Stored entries
========
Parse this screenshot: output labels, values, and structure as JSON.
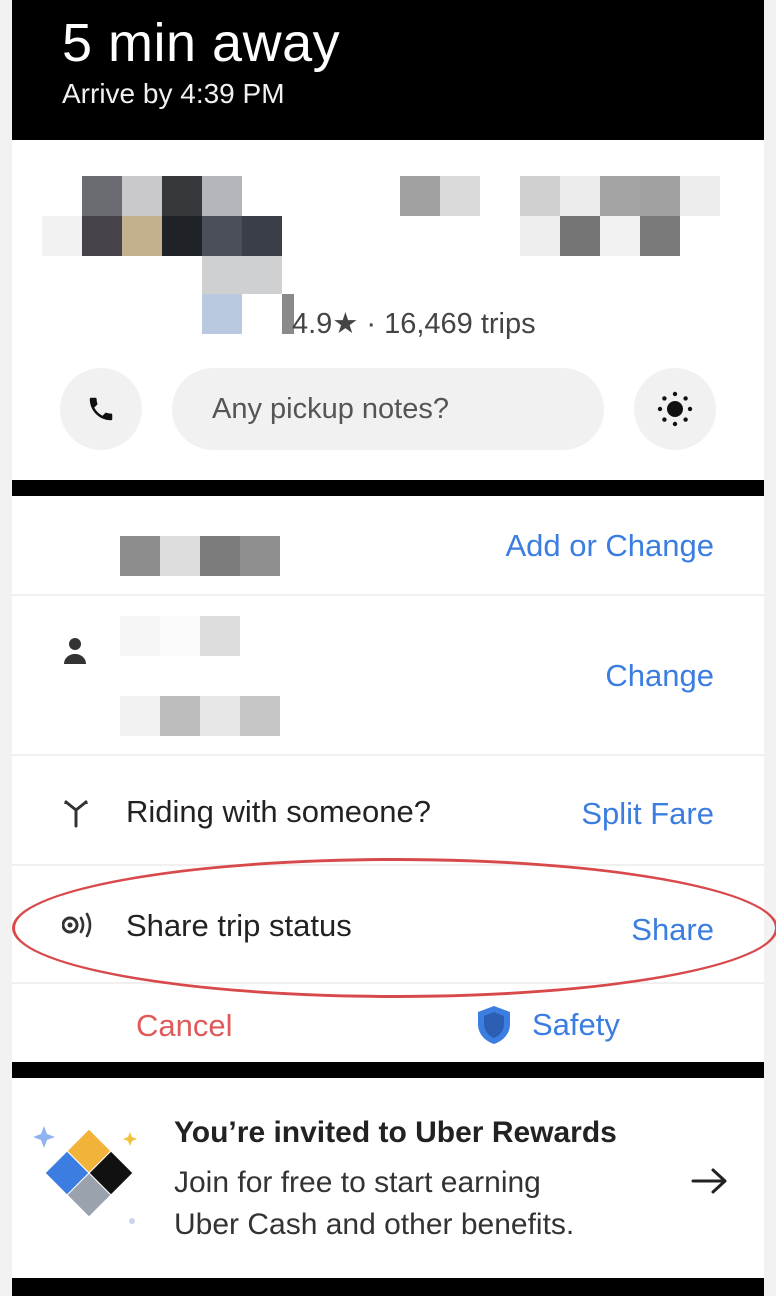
{
  "header": {
    "eta": "5 min away",
    "arrive": "Arrive by 4:39 PM"
  },
  "driver": {
    "rating": "4.9★ · 16,469 trips",
    "notes_placeholder": "Any pickup notes?",
    "icons": [
      "phone-icon",
      "brightness-icon"
    ]
  },
  "rows": {
    "destination_action": "Add or Change",
    "rider_action": "Change",
    "split_label": "Riding with someone?",
    "split_action": "Split Fare",
    "share_label": "Share trip status",
    "share_action": "Share"
  },
  "footer": {
    "cancel": "Cancel",
    "safety": "Safety"
  },
  "rewards": {
    "title": "You’re invited to Uber Rewards",
    "line1": "Join for free to start earning",
    "line2": "Uber Cash and other benefits."
  },
  "colors": {
    "accent_blue": "#3b7de0",
    "cancel_red": "#e05a5a",
    "highlight_red": "#d8494b"
  }
}
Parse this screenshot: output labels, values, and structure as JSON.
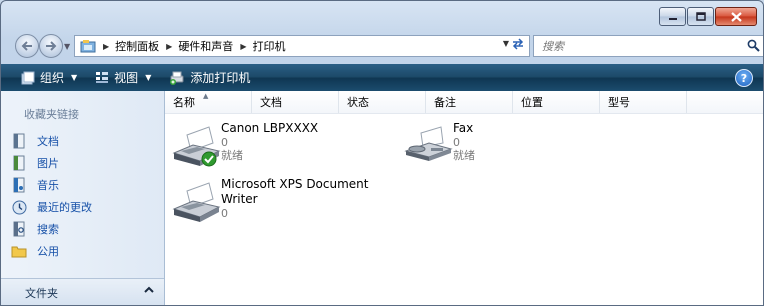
{
  "address": {
    "crumbs": [
      "控制面板",
      "硬件和声音",
      "打印机"
    ]
  },
  "search": {
    "placeholder": "搜索"
  },
  "toolbar": {
    "organize": "组织",
    "views": "视图",
    "add_printer": "添加打印机",
    "help": "?"
  },
  "navpane": {
    "title": "收藏夹链接",
    "links": [
      {
        "label": "文档",
        "icon": "documents-icon"
      },
      {
        "label": "图片",
        "icon": "pictures-icon"
      },
      {
        "label": "音乐",
        "icon": "music-icon"
      },
      {
        "label": "最近的更改",
        "icon": "recent-changes-icon"
      },
      {
        "label": "搜索",
        "icon": "searches-icon"
      },
      {
        "label": "公用",
        "icon": "public-folder-icon"
      }
    ],
    "folders_label": "文件夹"
  },
  "columns": [
    "名称",
    "文档",
    "状态",
    "备注",
    "位置",
    "型号"
  ],
  "printers": [
    {
      "name": "Canon LBPXXXX",
      "docs": "0",
      "status": "就绪",
      "default": true,
      "icon": "printer-icon"
    },
    {
      "name": "Fax",
      "docs": "0",
      "status": "就绪",
      "default": false,
      "icon": "fax-icon"
    },
    {
      "name_line1": "Microsoft XPS Document",
      "name_line2": "Writer",
      "docs": "0",
      "default": false,
      "icon": "printer-icon"
    }
  ],
  "colors": {
    "toolbar": "#1c4968",
    "link": "#1751a8",
    "window_frame": "#c3d5ea"
  }
}
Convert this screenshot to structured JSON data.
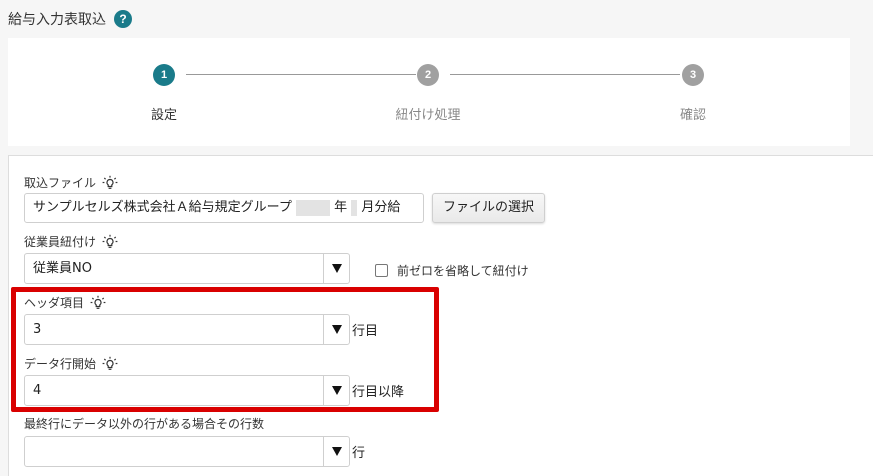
{
  "page": {
    "title": "給与入力表取込",
    "help": "?"
  },
  "stepper": {
    "steps": [
      {
        "number": "1",
        "label": "設定",
        "active": true
      },
      {
        "number": "2",
        "label": "紐付け処理",
        "active": false
      },
      {
        "number": "3",
        "label": "確認",
        "active": false
      }
    ]
  },
  "form": {
    "import_file": {
      "label": "取込ファイル",
      "value_prefix": "サンプルセルズ株式会社Ａ給与規定グループ",
      "value_year": "年",
      "value_month": "月分給",
      "select_button": "ファイルの選択"
    },
    "employee_link": {
      "label": "従業員紐付け",
      "value": "従業員NO",
      "checkbox_label": "前ゼロを省略して紐付け",
      "checked": false
    },
    "header_row": {
      "label": "ヘッダ項目",
      "value": "3",
      "suffix": "行目"
    },
    "data_start": {
      "label": "データ行開始",
      "value": "4",
      "suffix": "行目以降"
    },
    "trailing_rows": {
      "label": "最終行にデータ以外の行がある場合その行数",
      "value": "",
      "suffix": "行"
    }
  },
  "colors": {
    "accent": "#1a7b8a",
    "inactive_step": "#a0a0a0",
    "highlight": "#d90000"
  }
}
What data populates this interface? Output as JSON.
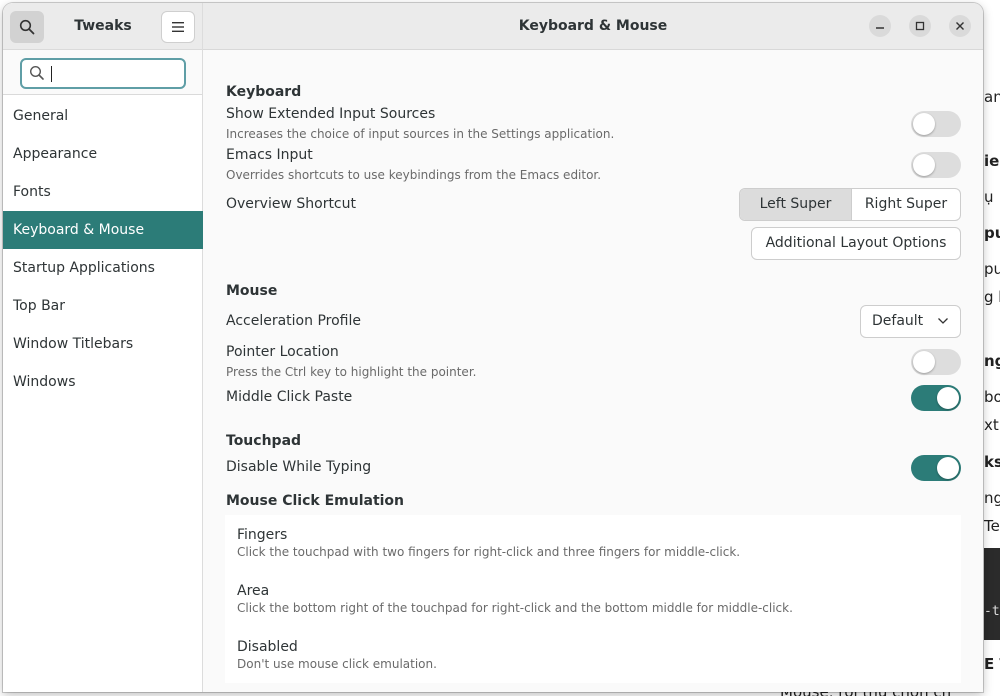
{
  "background_window": {
    "fragments": [
      "an",
      "ieg",
      "ụ",
      "pu",
      "pu",
      "g b",
      "ng",
      "bo",
      "xt s",
      "ks",
      "ng",
      "Te",
      "-t",
      "E T",
      "Mouse, rồi thụ chọn ch"
    ]
  },
  "sidebar": {
    "app_title": "Tweaks",
    "search_value": "",
    "items": [
      {
        "label": "General"
      },
      {
        "label": "Appearance"
      },
      {
        "label": "Fonts"
      },
      {
        "label": "Keyboard & Mouse"
      },
      {
        "label": "Startup Applications"
      },
      {
        "label": "Top Bar"
      },
      {
        "label": "Window Titlebars"
      },
      {
        "label": "Windows"
      }
    ],
    "selected_index": 3
  },
  "header": {
    "title": "Keyboard & Mouse"
  },
  "keyboard": {
    "section": "Keyboard",
    "extended_sources": {
      "label": "Show Extended Input Sources",
      "description": "Increases the choice of input sources in the Settings application.",
      "enabled": false
    },
    "emacs": {
      "label": "Emacs Input",
      "description": "Overrides shortcuts to use keybindings from the Emacs editor.",
      "enabled": false
    },
    "overview": {
      "label": "Overview Shortcut",
      "options": [
        "Left Super",
        "Right Super"
      ],
      "selected": "Left Super"
    },
    "layout_button": "Additional Layout Options"
  },
  "mouse": {
    "section": "Mouse",
    "acceleration": {
      "label": "Acceleration Profile",
      "value": "Default"
    },
    "pointer_location": {
      "label": "Pointer Location",
      "description": "Press the Ctrl key to highlight the pointer.",
      "enabled": false
    },
    "middle_click": {
      "label": "Middle Click Paste",
      "enabled": true
    }
  },
  "touchpad": {
    "section": "Touchpad",
    "disable_typing": {
      "label": "Disable While Typing",
      "enabled": true
    }
  },
  "emulation": {
    "section": "Mouse Click Emulation",
    "options": [
      {
        "title": "Fingers",
        "description": "Click the touchpad with two fingers for right-click and three fingers for middle-click."
      },
      {
        "title": "Area",
        "description": "Click the bottom right of the touchpad for right-click and the bottom middle for middle-click."
      },
      {
        "title": "Disabled",
        "description": "Don't use mouse click emulation."
      }
    ]
  },
  "colors": {
    "accent": "#2c7c78",
    "switch_off": "#dddddd"
  },
  "icons": {
    "search": "search-icon",
    "menu": "hamburger-menu-icon",
    "minimize": "minimize-icon",
    "maximize": "maximize-icon",
    "close": "close-icon",
    "dropdown": "chevron-down-icon"
  }
}
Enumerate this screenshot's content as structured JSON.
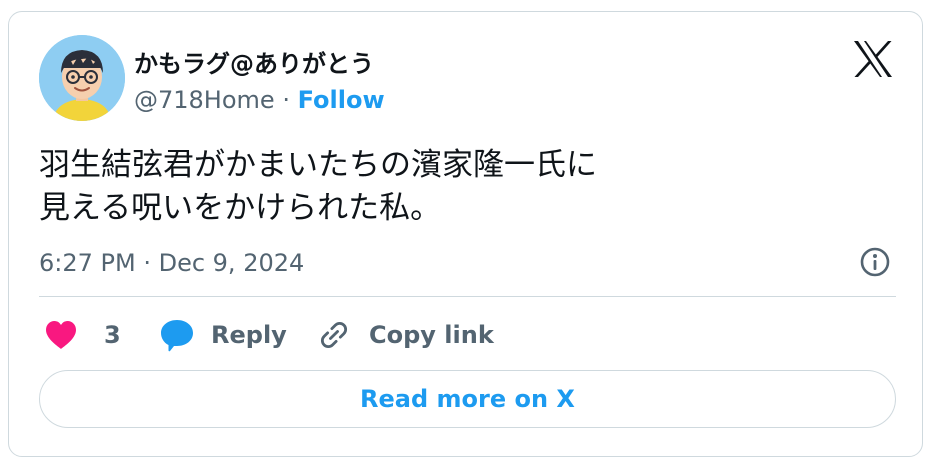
{
  "author": {
    "display_name": "かもラグ@ありがとう",
    "handle": "@718Home",
    "separator": "·",
    "follow_label": "Follow"
  },
  "tweet": {
    "text_lines": [
      "羽生結弦君がかまいたちの濱家隆一氏に",
      "見える呪いをかけられた私。"
    ],
    "timestamp": "6:27 PM · Dec 9, 2024"
  },
  "actions": {
    "like_count": "3",
    "reply_label": "Reply",
    "copy_link_label": "Copy link"
  },
  "read_more_label": "Read more on X",
  "icons": {
    "brand": "x-logo-icon",
    "info": "info-icon",
    "like": "heart-icon",
    "reply": "speech-bubble-icon",
    "copy": "link-icon"
  },
  "colors": {
    "text_primary": "#0f1419",
    "text_secondary": "#536471",
    "accent_blue": "#1d9bf0",
    "like_pink": "#f91880",
    "border": "#cfd9de"
  }
}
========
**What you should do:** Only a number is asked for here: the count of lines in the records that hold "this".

**Result below:** 5